Waterdeep being what it is, those inquiries soon lead to ambushes and other attacks on them by toughs (from out-of-work drunkards and sailors, to other adventurers) hired by said cabal to frighten off questioners—or failing that, silence them forever.
Which will quite likely drive surviving characters to more vigorous questioning and anti-cabal activities. Whereupon adventure gets lively around the gaming table, and characters worth their mettle should discover more about the cabal.
They can do this by somehow uncovering and speaking with a noble in hiding; a lord who was contacted by Lavandril, refused the offer the young Talmost made him, and a few nights later was almost killed in an apparent accident or mischance. This could be followed the next night by an obvious and almost successful assassination attempt—that the noble was astute enough to immediately follow up on by disappearing.
Eventually, the characters should piece together enough to get well beyond these barebones facts: Lavandril Talmost is no bedchamber rake, but he was making offers to desperate nobles on behalf of a cabal of merchants and fell wizards. The cabal wants to seize rule over Waterdeep in a coup, but is well aware that to hold the city after they've seized it, they will need the support of a substantial number of nobles. The Open Lord, Palace bureaucracy, and Masked Lords have their faults and grumbling detractors, but they are what the city has been used to for centuries now, and they cannot lightly be replaced.

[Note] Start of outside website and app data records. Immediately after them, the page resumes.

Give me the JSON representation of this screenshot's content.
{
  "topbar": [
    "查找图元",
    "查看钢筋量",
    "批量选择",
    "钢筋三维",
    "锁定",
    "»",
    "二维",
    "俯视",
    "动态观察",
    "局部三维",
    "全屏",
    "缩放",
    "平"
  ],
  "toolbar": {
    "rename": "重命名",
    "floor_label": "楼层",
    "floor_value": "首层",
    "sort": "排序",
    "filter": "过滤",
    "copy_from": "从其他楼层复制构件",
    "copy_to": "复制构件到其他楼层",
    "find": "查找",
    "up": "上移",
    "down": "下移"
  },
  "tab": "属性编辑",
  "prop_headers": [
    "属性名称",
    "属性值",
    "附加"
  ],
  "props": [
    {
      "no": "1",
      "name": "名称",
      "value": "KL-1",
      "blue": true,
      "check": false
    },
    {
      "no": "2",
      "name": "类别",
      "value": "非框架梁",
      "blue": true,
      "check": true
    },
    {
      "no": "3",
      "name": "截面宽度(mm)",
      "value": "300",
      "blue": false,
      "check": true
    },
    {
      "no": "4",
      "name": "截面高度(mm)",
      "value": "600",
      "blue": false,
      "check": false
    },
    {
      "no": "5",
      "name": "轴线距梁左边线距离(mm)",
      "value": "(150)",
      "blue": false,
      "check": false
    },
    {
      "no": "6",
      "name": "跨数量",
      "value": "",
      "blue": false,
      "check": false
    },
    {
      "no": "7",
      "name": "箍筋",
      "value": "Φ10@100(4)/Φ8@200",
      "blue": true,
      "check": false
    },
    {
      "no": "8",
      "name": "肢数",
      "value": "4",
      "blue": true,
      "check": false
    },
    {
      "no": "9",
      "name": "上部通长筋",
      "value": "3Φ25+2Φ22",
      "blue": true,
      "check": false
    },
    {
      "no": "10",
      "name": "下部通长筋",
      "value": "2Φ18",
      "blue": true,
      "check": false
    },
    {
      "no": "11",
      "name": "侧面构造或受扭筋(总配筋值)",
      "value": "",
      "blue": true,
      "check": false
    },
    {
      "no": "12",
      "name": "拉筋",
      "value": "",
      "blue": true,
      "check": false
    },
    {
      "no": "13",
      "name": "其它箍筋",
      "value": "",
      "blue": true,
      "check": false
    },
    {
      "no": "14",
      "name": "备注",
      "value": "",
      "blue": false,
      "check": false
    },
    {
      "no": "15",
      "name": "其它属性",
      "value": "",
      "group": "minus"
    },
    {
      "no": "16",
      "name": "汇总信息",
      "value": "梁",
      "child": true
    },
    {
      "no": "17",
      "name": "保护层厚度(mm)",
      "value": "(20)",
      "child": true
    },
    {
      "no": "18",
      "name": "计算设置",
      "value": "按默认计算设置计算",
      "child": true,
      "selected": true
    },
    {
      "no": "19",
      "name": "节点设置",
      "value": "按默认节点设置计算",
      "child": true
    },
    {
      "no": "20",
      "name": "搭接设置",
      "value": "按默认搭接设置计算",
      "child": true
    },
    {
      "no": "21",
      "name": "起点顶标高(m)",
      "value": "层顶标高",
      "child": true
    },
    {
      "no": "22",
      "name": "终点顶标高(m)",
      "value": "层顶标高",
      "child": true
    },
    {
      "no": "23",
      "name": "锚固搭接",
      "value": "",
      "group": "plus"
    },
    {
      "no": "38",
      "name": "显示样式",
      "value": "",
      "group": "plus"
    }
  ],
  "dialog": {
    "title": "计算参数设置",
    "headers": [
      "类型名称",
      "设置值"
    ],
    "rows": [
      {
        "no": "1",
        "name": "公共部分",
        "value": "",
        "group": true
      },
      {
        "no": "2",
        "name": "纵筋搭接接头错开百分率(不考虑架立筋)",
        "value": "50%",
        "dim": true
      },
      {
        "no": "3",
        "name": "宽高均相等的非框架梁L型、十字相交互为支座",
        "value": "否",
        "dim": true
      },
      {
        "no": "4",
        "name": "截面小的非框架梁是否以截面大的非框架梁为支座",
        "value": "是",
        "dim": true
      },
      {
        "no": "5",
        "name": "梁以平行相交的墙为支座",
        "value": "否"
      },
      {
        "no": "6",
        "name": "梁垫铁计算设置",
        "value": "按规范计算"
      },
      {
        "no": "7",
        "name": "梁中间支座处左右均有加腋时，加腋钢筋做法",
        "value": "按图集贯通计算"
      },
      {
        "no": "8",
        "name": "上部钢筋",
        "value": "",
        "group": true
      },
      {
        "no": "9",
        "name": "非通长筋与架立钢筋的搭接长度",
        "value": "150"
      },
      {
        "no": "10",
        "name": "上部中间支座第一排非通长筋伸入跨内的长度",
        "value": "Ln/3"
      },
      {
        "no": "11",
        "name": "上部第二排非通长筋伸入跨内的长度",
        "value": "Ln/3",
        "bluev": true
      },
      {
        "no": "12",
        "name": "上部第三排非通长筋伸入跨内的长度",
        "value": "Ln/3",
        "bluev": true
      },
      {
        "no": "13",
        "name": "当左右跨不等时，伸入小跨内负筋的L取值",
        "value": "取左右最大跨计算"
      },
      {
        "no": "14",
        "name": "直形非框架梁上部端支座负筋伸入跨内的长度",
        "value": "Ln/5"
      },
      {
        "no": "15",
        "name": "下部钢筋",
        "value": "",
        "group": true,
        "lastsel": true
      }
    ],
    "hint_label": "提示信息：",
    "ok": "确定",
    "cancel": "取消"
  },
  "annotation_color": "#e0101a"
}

So the cabal identified nobles in financial trouble who don't smile upon and aren't loved by the Open Lord or the courtiers at the Palace, and sought their support. Those who gave it are now being assembled in hiding so they'll emerge unscathed from the coup an unwitting city is now rushing to encounter. The bait for these nobles is that the cabal has promised that their debts will be entirely paid off. (And those nobles who spurned the offer are being silenced, one by one, to keep word of the coming coup attempt from reaching the Palace and the Open and Masked Lords.)
All this can easily be a lively background that occasionally smites and frustrates characters more interested in their own dungeon delving, shady investments, and "honest day jobs"—but at the same time it ups the stakes and excitement for everything the characters do.

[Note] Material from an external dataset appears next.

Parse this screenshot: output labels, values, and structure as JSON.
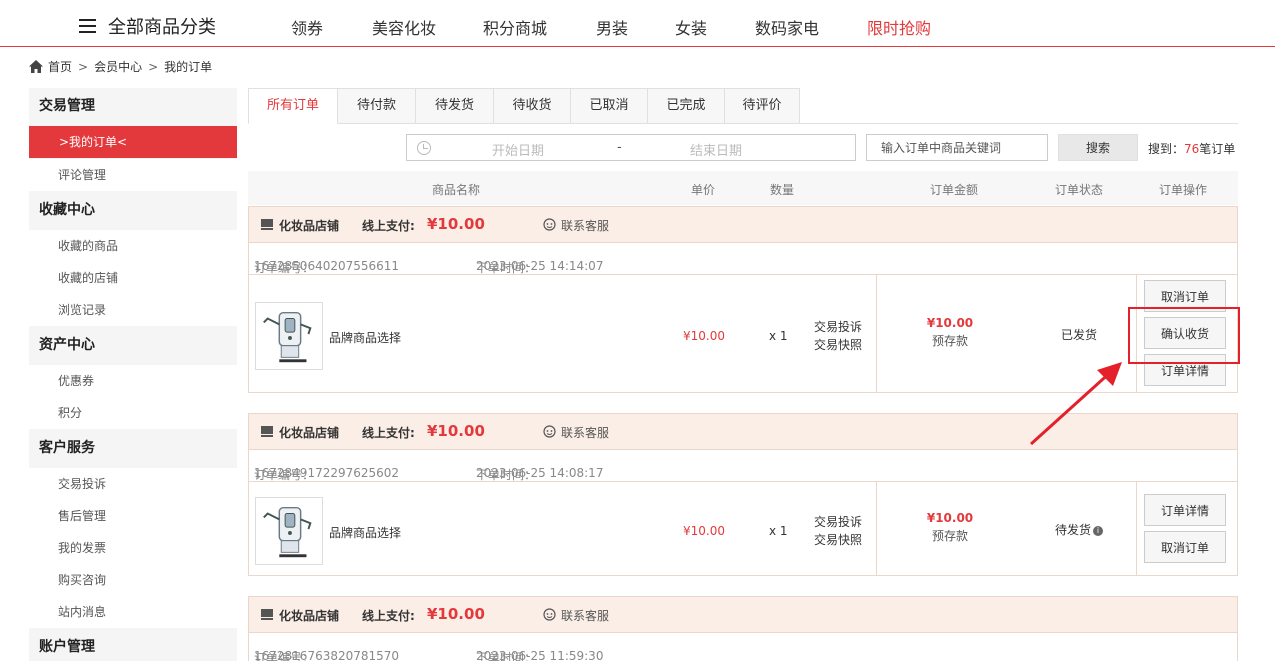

After all, Waterdeep can easily ignore adventurers engaged in their own forays into Undermountain or the beast-roamed wilderlands, and still more easily dismiss or overlook adventurers boasting of heroic exploits over tankards in taverns south of the Market or Castle Waterdeep.
But characters being hunted by agents of a shadowy cabal, or by the liveried bodyguards of half a dozen missing nobles, or for that matter openly working for the Open Lord or taking orders from Masked Lords, are quite likely to themselves be a central feature in the latest current clack racing from one end of the city to the other (and growing with each retelling, of course).

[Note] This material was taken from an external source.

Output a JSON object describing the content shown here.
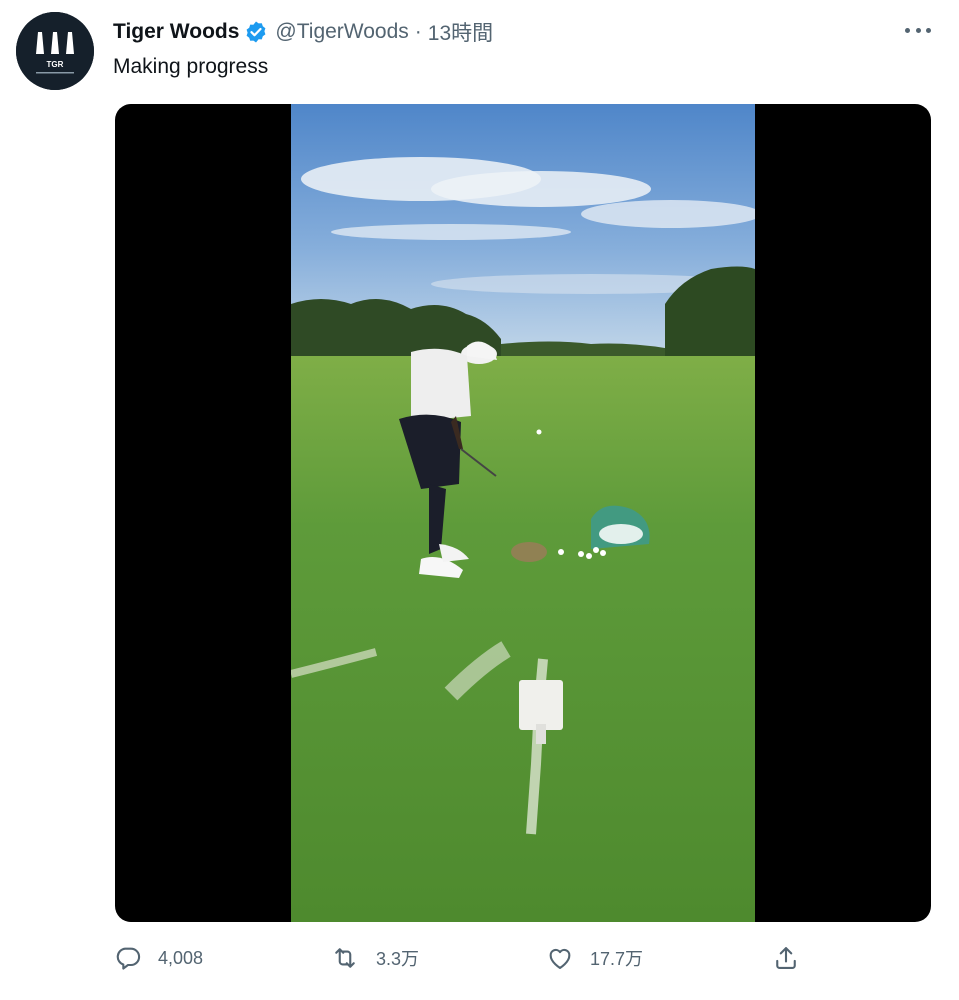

As one of my players said, in character, "I quite like being ten feet tall, leaving a trail of bodies in my wake, and surviving a curse sent from the Nine Hells as I deal with dragons—all before I even get out of bed in the morning and pull my boots on!"
Whether her character will quite like going up against the nastier wizards in the cabal is something that remains to be seen. Soon.